The Transportation Safety Board of Canada (TSB) is citing the fatal crash of a Piper PA-31 Navajo during low altitude flight after a surveying mission to bolster its call for mandatory installation of lightweight flight recording systems in aircraft not currently required to carry flight recorders.
In a report released late last week, the TSB said that Exact Air, the operator of the Navajo, was “unaware that the occurrence pilots had frequently flown at very low altitudes while transiting between survey areas and the [Schefferville, Quebec] airport.”
The Navajo was flying between 40 ft and 100 ft above ground level on April 30, 2017, when it struck power transmission wires and crashed to the ground as the pilots headed back to Schefferville after their second survey flight of the day, the TSB said. Both pilots were killed.
The TSB said that “sensation seeking, mental fatigue and an altered risk perception” likely contributed to the crash. The pilots did not detect the power lines, 70 ft above the ground, until it was too late to avoid them, the TSB said.
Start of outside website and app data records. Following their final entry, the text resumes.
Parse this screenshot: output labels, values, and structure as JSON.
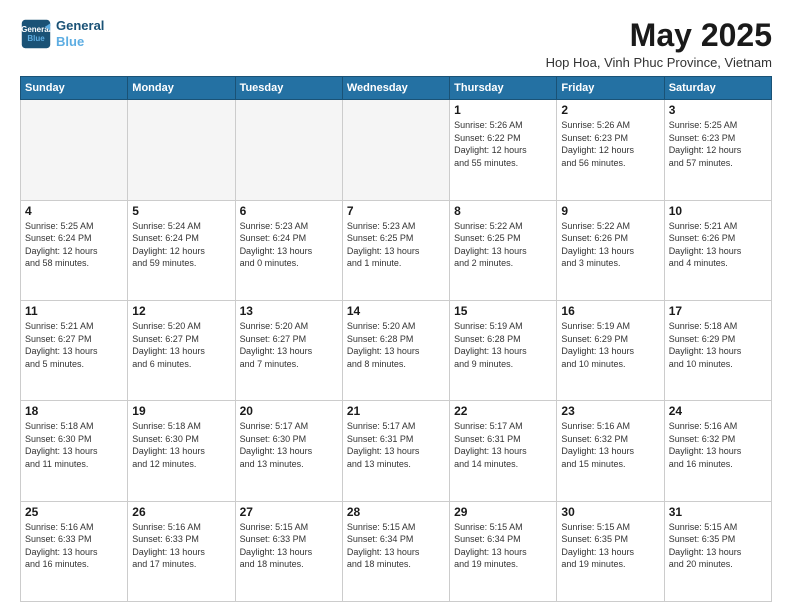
{
  "header": {
    "logo_line1": "General",
    "logo_line2": "Blue",
    "month": "May 2025",
    "location": "Hop Hoa, Vinh Phuc Province, Vietnam"
  },
  "days_of_week": [
    "Sunday",
    "Monday",
    "Tuesday",
    "Wednesday",
    "Thursday",
    "Friday",
    "Saturday"
  ],
  "weeks": [
    [
      {
        "day": "",
        "info": ""
      },
      {
        "day": "",
        "info": ""
      },
      {
        "day": "",
        "info": ""
      },
      {
        "day": "",
        "info": ""
      },
      {
        "day": "1",
        "info": "Sunrise: 5:26 AM\nSunset: 6:22 PM\nDaylight: 12 hours\nand 55 minutes."
      },
      {
        "day": "2",
        "info": "Sunrise: 5:26 AM\nSunset: 6:23 PM\nDaylight: 12 hours\nand 56 minutes."
      },
      {
        "day": "3",
        "info": "Sunrise: 5:25 AM\nSunset: 6:23 PM\nDaylight: 12 hours\nand 57 minutes."
      }
    ],
    [
      {
        "day": "4",
        "info": "Sunrise: 5:25 AM\nSunset: 6:24 PM\nDaylight: 12 hours\nand 58 minutes."
      },
      {
        "day": "5",
        "info": "Sunrise: 5:24 AM\nSunset: 6:24 PM\nDaylight: 12 hours\nand 59 minutes."
      },
      {
        "day": "6",
        "info": "Sunrise: 5:23 AM\nSunset: 6:24 PM\nDaylight: 13 hours\nand 0 minutes."
      },
      {
        "day": "7",
        "info": "Sunrise: 5:23 AM\nSunset: 6:25 PM\nDaylight: 13 hours\nand 1 minute."
      },
      {
        "day": "8",
        "info": "Sunrise: 5:22 AM\nSunset: 6:25 PM\nDaylight: 13 hours\nand 2 minutes."
      },
      {
        "day": "9",
        "info": "Sunrise: 5:22 AM\nSunset: 6:26 PM\nDaylight: 13 hours\nand 3 minutes."
      },
      {
        "day": "10",
        "info": "Sunrise: 5:21 AM\nSunset: 6:26 PM\nDaylight: 13 hours\nand 4 minutes."
      }
    ],
    [
      {
        "day": "11",
        "info": "Sunrise: 5:21 AM\nSunset: 6:27 PM\nDaylight: 13 hours\nand 5 minutes."
      },
      {
        "day": "12",
        "info": "Sunrise: 5:20 AM\nSunset: 6:27 PM\nDaylight: 13 hours\nand 6 minutes."
      },
      {
        "day": "13",
        "info": "Sunrise: 5:20 AM\nSunset: 6:27 PM\nDaylight: 13 hours\nand 7 minutes."
      },
      {
        "day": "14",
        "info": "Sunrise: 5:20 AM\nSunset: 6:28 PM\nDaylight: 13 hours\nand 8 minutes."
      },
      {
        "day": "15",
        "info": "Sunrise: 5:19 AM\nSunset: 6:28 PM\nDaylight: 13 hours\nand 9 minutes."
      },
      {
        "day": "16",
        "info": "Sunrise: 5:19 AM\nSunset: 6:29 PM\nDaylight: 13 hours\nand 10 minutes."
      },
      {
        "day": "17",
        "info": "Sunrise: 5:18 AM\nSunset: 6:29 PM\nDaylight: 13 hours\nand 10 minutes."
      }
    ],
    [
      {
        "day": "18",
        "info": "Sunrise: 5:18 AM\nSunset: 6:30 PM\nDaylight: 13 hours\nand 11 minutes."
      },
      {
        "day": "19",
        "info": "Sunrise: 5:18 AM\nSunset: 6:30 PM\nDaylight: 13 hours\nand 12 minutes."
      },
      {
        "day": "20",
        "info": "Sunrise: 5:17 AM\nSunset: 6:30 PM\nDaylight: 13 hours\nand 13 minutes."
      },
      {
        "day": "21",
        "info": "Sunrise: 5:17 AM\nSunset: 6:31 PM\nDaylight: 13 hours\nand 13 minutes."
      },
      {
        "day": "22",
        "info": "Sunrise: 5:17 AM\nSunset: 6:31 PM\nDaylight: 13 hours\nand 14 minutes."
      },
      {
        "day": "23",
        "info": "Sunrise: 5:16 AM\nSunset: 6:32 PM\nDaylight: 13 hours\nand 15 minutes."
      },
      {
        "day": "24",
        "info": "Sunrise: 5:16 AM\nSunset: 6:32 PM\nDaylight: 13 hours\nand 16 minutes."
      }
    ],
    [
      {
        "day": "25",
        "info": "Sunrise: 5:16 AM\nSunset: 6:33 PM\nDaylight: 13 hours\nand 16 minutes."
      },
      {
        "day": "26",
        "info": "Sunrise: 5:16 AM\nSunset: 6:33 PM\nDaylight: 13 hours\nand 17 minutes."
      },
      {
        "day": "27",
        "info": "Sunrise: 5:15 AM\nSunset: 6:33 PM\nDaylight: 13 hours\nand 18 minutes."
      },
      {
        "day": "28",
        "info": "Sunrise: 5:15 AM\nSunset: 6:34 PM\nDaylight: 13 hours\nand 18 minutes."
      },
      {
        "day": "29",
        "info": "Sunrise: 5:15 AM\nSunset: 6:34 PM\nDaylight: 13 hours\nand 19 minutes."
      },
      {
        "day": "30",
        "info": "Sunrise: 5:15 AM\nSunset: 6:35 PM\nDaylight: 13 hours\nand 19 minutes."
      },
      {
        "day": "31",
        "info": "Sunrise: 5:15 AM\nSunset: 6:35 PM\nDaylight: 13 hours\nand 20 minutes."
      }
    ]
  ]
}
“In addition to providing investigators with information on the sequence of events prior to an occurrence, a lightweight flight recording system can also help a company conduct flight data monitoring and flight operation quality assurance programs, to ensure that pilots follow company procedures and operational limits,” the TSB said.
The TSB has previously recommended that Transport Canada require installation of the recording systems, including one recommendation issued earlier this year in a report on the Oct. 13, 2016, crash of a Cessna Citation 500 near Kelowna, British Columbia. The pilot and all three passengers were killed. The TSB said that, because of the absence of flight, voice and video data recordings, it could not determine why the airplane crashed.
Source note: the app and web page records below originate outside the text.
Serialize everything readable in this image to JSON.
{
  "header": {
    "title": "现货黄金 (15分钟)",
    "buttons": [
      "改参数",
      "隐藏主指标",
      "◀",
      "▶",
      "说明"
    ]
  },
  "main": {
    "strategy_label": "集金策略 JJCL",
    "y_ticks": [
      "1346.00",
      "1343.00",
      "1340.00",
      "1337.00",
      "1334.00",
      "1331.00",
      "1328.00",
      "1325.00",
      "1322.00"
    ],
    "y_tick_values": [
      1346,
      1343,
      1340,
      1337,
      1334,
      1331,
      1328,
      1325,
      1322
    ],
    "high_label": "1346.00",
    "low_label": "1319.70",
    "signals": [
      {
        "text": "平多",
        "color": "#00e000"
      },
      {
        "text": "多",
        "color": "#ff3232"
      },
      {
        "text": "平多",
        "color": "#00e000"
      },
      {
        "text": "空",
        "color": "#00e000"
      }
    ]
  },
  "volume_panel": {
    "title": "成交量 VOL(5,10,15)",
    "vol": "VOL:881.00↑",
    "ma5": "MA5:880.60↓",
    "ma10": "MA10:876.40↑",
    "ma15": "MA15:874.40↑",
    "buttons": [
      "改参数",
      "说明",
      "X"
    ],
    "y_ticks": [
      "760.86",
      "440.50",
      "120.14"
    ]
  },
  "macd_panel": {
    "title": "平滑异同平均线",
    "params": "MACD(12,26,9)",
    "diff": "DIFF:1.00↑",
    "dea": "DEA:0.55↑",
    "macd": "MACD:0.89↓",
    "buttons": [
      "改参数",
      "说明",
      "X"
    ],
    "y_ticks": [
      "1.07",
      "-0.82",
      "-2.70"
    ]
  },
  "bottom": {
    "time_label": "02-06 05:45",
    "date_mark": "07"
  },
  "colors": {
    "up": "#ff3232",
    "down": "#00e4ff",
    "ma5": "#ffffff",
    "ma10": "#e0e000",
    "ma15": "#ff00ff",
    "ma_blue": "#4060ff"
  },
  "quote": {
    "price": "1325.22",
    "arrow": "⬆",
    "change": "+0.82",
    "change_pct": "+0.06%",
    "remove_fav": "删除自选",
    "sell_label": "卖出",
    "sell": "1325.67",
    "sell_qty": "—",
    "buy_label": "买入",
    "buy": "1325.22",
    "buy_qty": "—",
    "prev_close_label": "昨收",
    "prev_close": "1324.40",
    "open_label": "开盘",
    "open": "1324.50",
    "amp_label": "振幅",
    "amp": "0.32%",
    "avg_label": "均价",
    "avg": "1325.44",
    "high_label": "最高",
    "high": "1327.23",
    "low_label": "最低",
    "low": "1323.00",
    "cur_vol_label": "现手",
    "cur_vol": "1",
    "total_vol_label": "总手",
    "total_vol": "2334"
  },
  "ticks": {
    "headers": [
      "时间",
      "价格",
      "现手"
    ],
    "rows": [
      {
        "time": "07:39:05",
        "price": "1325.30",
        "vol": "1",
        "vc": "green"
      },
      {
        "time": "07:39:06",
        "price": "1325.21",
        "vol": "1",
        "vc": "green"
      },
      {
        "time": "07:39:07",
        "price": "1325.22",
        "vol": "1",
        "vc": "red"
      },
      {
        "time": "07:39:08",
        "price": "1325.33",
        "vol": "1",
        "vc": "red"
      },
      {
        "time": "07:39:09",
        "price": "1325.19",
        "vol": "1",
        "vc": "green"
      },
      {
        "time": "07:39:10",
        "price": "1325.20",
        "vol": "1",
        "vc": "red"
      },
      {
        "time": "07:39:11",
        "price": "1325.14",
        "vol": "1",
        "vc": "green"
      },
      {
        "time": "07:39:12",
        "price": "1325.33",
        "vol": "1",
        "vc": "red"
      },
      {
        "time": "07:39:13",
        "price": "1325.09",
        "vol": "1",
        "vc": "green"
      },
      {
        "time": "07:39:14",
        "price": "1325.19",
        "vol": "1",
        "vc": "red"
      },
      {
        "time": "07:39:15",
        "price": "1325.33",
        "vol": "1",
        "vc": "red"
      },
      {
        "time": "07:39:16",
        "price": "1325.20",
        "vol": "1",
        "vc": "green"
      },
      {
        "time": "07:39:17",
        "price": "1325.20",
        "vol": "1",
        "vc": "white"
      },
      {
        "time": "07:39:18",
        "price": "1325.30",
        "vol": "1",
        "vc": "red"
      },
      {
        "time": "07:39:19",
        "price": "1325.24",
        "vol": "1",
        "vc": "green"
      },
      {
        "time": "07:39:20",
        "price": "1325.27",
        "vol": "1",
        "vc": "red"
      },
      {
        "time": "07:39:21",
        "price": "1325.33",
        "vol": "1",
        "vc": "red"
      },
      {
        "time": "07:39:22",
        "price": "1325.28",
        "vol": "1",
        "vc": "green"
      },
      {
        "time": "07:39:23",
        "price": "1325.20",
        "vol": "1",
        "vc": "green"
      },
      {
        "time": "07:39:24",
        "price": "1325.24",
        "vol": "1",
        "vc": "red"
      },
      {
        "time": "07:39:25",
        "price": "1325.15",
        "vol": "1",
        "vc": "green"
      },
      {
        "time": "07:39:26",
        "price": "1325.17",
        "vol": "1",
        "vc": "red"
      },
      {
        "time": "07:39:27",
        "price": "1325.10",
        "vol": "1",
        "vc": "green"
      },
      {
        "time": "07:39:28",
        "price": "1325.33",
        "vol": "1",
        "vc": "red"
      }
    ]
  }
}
The TSB said that after the Navajo accident, Exact Air held staff meetings and an awareness campaign to emphasize the risks of low-altitude flying.
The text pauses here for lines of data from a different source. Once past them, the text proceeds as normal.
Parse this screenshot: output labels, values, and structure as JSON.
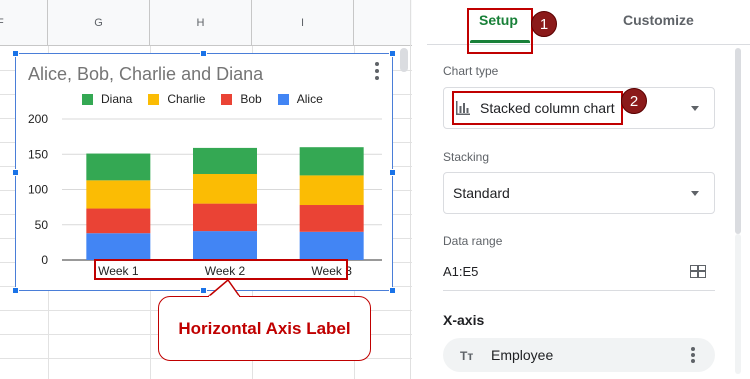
{
  "sheet": {
    "column_headers": [
      "F",
      "G",
      "H",
      "I"
    ]
  },
  "chart": {
    "menu_icon": "more-vert-icon"
  },
  "chart_data": {
    "type": "bar",
    "stacked": true,
    "title": "Alice, Bob, Charlie and Diana",
    "categories": [
      "Week 1",
      "Week 2",
      "Week 3"
    ],
    "series": [
      {
        "name": "Alice",
        "color": "#4285f4",
        "values": [
          38,
          41,
          40
        ]
      },
      {
        "name": "Bob",
        "color": "#ea4335",
        "values": [
          35,
          39,
          38
        ]
      },
      {
        "name": "Charlie",
        "color": "#fbbc04",
        "values": [
          40,
          42,
          42
        ]
      },
      {
        "name": "Diana",
        "color": "#34a853",
        "values": [
          38,
          37,
          40
        ]
      }
    ],
    "legend_order": [
      "Diana",
      "Charlie",
      "Bob",
      "Alice"
    ],
    "legend_position": "top",
    "ylim": [
      0,
      200
    ],
    "yticks": [
      "0",
      "50",
      "100",
      "150",
      "200"
    ],
    "grid": true
  },
  "annotation": {
    "bubble_text": "Horizontal Axis Label",
    "accent_color": "#c00000"
  },
  "panel": {
    "tabs": [
      {
        "label": "Setup",
        "active": true
      },
      {
        "label": "Customize",
        "active": false
      }
    ],
    "chart_type_label": "Chart type",
    "chart_type_value": "Stacked column chart",
    "chart_type_icon": "bar-chart-icon",
    "stacking_label": "Stacking",
    "stacking_value": "Standard",
    "data_range_label": "Data range",
    "data_range_value": "A1:E5",
    "data_range_icon": "grid-select-icon",
    "xaxis_title": "X-axis",
    "xaxis_value": "Employee",
    "xaxis_icon": "text-type-icon",
    "xaxis_icon_glyph": "Tт",
    "badges": [
      "1",
      "2"
    ]
  }
}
Wreckage of the Piper Navajo northwest of the Schefferville, Quebec, airport. Source: TSB